Month: February 2018

  • Small amid the sparkle

    Is that a cormorant on that piling near St. Augustine, Florida, drying its wings? Because all the poets at the AWP convention in Tampa the week after next will look comparably, awkwardly exhibitionistic. Yo! I’m not totally unimposing! Come buy my book! Including me, of course. I’ll be carrying around copies of my new chapbook, Propagation, for […]

  • Poetry at the Border: Ann Fisher-Wirth

    This blog’s intermittent “Poetry at the Border” feature returns with two excerpts from the powerful new collection Mississippi, a striking large-format collaboration between poet Ann Fisher-Wirth and photographer Maude Schuyler Clay. While focused on a specific state, this book is full of borderlands and hinges: between poetry and photographs, between history and the present, and among races […]

  • Peering across the Atlantic

    When, back in the primordial mists of the 90s, I was hired to teach 20th century poetry in English, I well-prepared to construct U.S.-based syllabi. British and Irish poetries, however, were visible to me only as hills and treetops peeking above a general fog. I knew the international modernists and a few later border-crossers, especially […]

  • Excerpt from a mess in progress
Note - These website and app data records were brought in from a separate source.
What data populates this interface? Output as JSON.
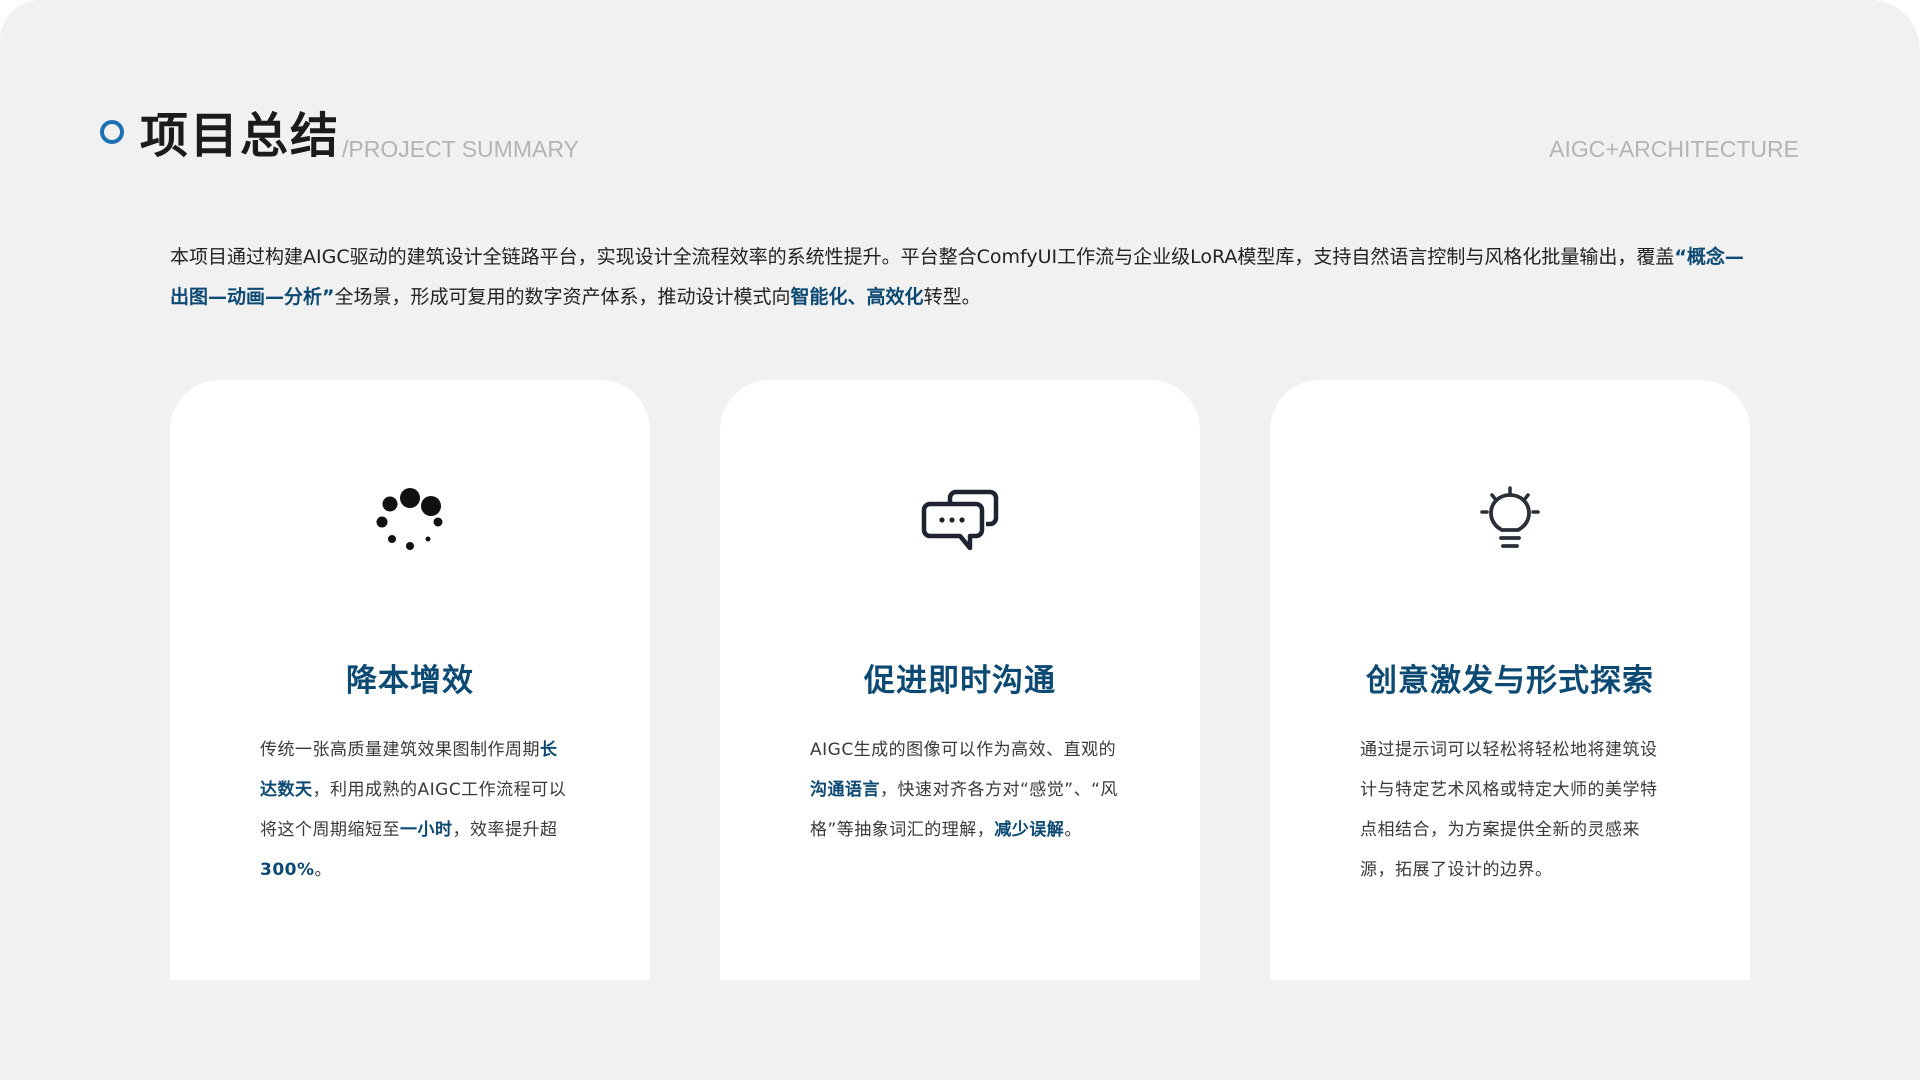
{
  "header": {
    "title": "项目总结",
    "subtitle": "/PROJECT SUMMARY",
    "tag": "AIGC+ARCHITECTURE"
  },
  "intro": {
    "part1": "本项目通过构建AIGC驱动的建筑设计全链路平台，实现设计全流程效率的系统性提升。平台整合ComfyUI工作流与企业级LoRA模型库，支持自然语言控制与风格化批量输出，覆盖",
    "highlight1": "“概念—出图—动画—分析”",
    "part2": "全场景，形成可复用的数字资产体系，推动设计模式向",
    "highlight2": "智能化",
    "sep": "、",
    "highlight3": "高效化",
    "part3": "转型。"
  },
  "cards": [
    {
      "icon": "loading-spinner-icon",
      "title": "降本增效",
      "text_1": "传统一张高质量建筑效果图制作周期",
      "hl_1": "长达数天",
      "text_2": "，利用成熟的AIGC工作流程可以将这个周期缩短至",
      "hl_2": "一小时",
      "text_3": "，效率提升超",
      "hl_3": "300%",
      "text_4": "。"
    },
    {
      "icon": "chat-bubbles-icon",
      "title": "促进即时沟通",
      "text_1": "AIGC生成的图像可以作为高效、直观的",
      "hl_1": "沟通语言",
      "text_2": "，快速对齐各方对“感觉”、“风格”等抽象词汇的理解，",
      "hl_2": "减少误解",
      "text_3": "。"
    },
    {
      "icon": "lightbulb-icon",
      "title": "创意激发与形式探索",
      "text_1": "通过提示词可以轻松将轻松地将建筑设计与特定艺术风格或特定大师的美学特点相结合，为方案提供全新的灵感来源，拓展了设计的边界。"
    }
  ],
  "colors": {
    "accent": "#0d4a73",
    "ring": "#1a72b0",
    "background": "#f1f1f1",
    "card": "#ffffff"
  }
}
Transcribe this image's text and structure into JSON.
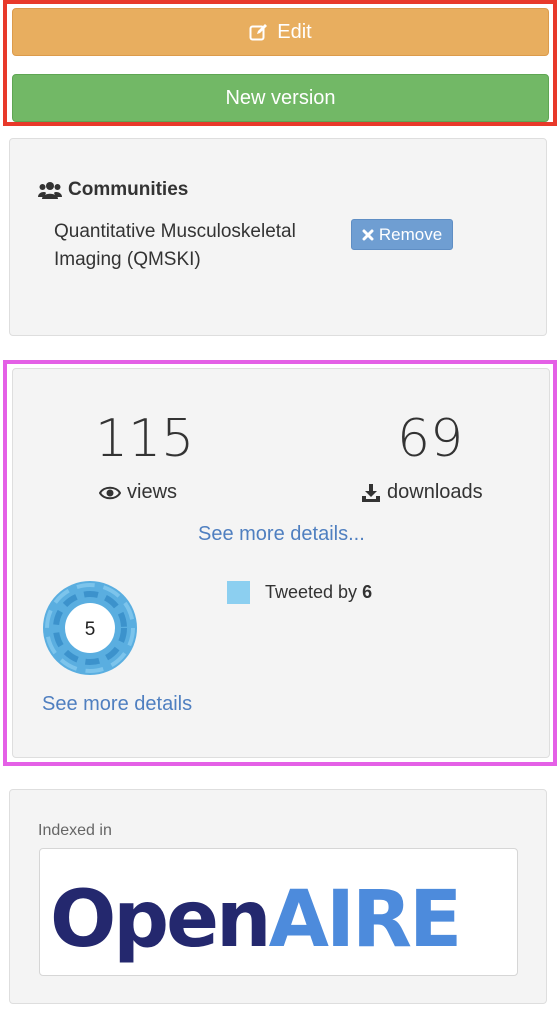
{
  "actions": {
    "edit_label": "Edit",
    "new_version_label": "New version"
  },
  "communities": {
    "title": "Communities",
    "name": "Quantitative Musculoskeletal Imaging (QMSKI)",
    "remove_label": "Remove"
  },
  "stats": {
    "views_count": "115",
    "views_label": "views",
    "downloads_count": "69",
    "downloads_label": "downloads",
    "details_link": "See more details...",
    "altmetric_score": "5",
    "tweeted_prefix": "Tweeted by",
    "tweeted_count": "6",
    "altmetric_details_link": "See more details"
  },
  "indexed": {
    "label": "Indexed in",
    "logo_open": "Open",
    "logo_aire": "AIRE"
  },
  "colors": {
    "edit_button": "#e8ae5f",
    "new_version_button": "#72b866",
    "remove_button": "#6f9ed2",
    "link": "#4f7fc0",
    "tweet_legend": "#8ccff0",
    "openaire_dark": "#24286e",
    "openaire_light": "#4d8bdc"
  },
  "icons": {
    "edit": "edit-icon",
    "communities": "users-icon",
    "remove": "close-icon",
    "views": "eye-icon",
    "downloads": "download-icon"
  }
}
    1. Once, when she was a toddler-sized blizzard of pure will, I called her “little missy.” Some current of Victorian chastisement must have welled up through me, springing from all the British books I’d read or maybe from some fifties sitcom re-aired in periodic waves. My daughter had created yet another hodgepodge installation of stuffed […]